Bands like Soundgarden, Pearl Jam, and of course, Nirvana, would serve to sweep the plate clean once again. They killed off the outdated hairstyles and fashions of the 80s and launched a new, melodic but heavy movement. Its penchant for flannel and ripped jeans would soon take over the popular culture. The gritty roots of grunge were patterned on the ideas of punk. The concert poster art that would arise from the grunge movement would take on its own unique identity. It employed some of the shock elements of punk, as well as psychedelic design ideas from the hippie era.
Blast From the Past
The poster art of the 90s would once again turn its focus to the larger poster-sized pieces of the past, and a crop of incredible artists would rise from the scene. Names like Art Chantry, Mike King, and Jim Blanchard would pop up. Drawing influences from tattoo flash art and indy comics, the distinct style and flavor of the 90s concert poster melded perfectly with the music it promoted.
They also ignited interest in a new segment of the concert poster collecting world, the direct sale poster.
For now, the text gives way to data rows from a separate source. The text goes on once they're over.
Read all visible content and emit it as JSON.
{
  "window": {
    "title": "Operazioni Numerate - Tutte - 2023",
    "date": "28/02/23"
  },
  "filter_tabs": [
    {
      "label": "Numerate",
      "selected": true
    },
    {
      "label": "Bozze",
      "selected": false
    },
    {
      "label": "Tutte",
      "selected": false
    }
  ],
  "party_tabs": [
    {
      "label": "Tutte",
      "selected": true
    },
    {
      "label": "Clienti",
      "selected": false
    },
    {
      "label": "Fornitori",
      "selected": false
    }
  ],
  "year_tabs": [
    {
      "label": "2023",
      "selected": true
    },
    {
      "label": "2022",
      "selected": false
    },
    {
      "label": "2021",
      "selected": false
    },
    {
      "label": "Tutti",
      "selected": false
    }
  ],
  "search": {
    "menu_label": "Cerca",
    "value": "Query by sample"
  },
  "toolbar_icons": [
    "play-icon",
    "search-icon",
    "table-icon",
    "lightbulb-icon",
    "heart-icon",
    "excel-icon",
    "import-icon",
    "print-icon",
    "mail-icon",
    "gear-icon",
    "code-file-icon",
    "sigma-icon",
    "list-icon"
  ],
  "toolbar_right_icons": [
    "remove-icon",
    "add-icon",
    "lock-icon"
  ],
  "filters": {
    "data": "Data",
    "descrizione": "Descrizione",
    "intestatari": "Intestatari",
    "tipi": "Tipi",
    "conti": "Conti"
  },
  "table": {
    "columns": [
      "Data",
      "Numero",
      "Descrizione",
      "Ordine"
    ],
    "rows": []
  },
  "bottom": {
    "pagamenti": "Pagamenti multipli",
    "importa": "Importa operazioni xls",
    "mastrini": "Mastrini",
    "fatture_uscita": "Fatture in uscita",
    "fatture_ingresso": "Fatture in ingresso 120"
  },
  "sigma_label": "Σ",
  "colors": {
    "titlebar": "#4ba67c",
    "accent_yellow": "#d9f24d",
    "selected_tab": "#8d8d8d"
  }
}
These were made to be sold directly to fans, and led to many high-quality pieces being preserved in impressive condition. As the 90s rolled into the new century, the internet and home printing tech would once again change the game in the 2000s. Flyer art became easily accessible to anyone who had a computer and rudimentary artistic skills.
A New Artist Appears
In the modern age, anyone and everyone who plays music could be their own concert poster production house. With tools like Photoshop, any laptop can be transformed into a creative studio. Some with more firepower than an entire advertising company. In the era of Mad Men, concert posters are legion. Even the most obscure act with a small base can create great art to promote their live shows, but few have mastered this new art form. This leads to an abundance of material out there. There are, however, few pieces worth noting from the vantage point of a collector.
While most promotion is done online now, poster art remains a direct and low-cost way to let people know about an upcoming gig. As such, the concert poster continues to be a form of expression as well as advertisement. The direct purchase poster business is still in full bloom. These collectibles are being generated for delivery to rabid fans. The concert poster has held its ground in the digital age, in a transformed state. To be honest, everything has had to reconfigure to survive since the advent of the internet. Who knows what the future holds for concert posters?
Money in Original Art
Another aspect of poster collecting to take into account is the original art created for the published posters. Many pieces were personally rendered by talented and, in some instances, famous artists. Other pieces were physical cut and paste jobs, where the original content was taken from another medium and reused for flyers. Respected artists as varied as Greg Irons, Robert Williams, Coop, Pushead, Raymond Pettibon, and Shepard Fairey have all contributed to the creative world of the concert poster. Acquiring their original art could be a grand investment, much like the original comic book art market.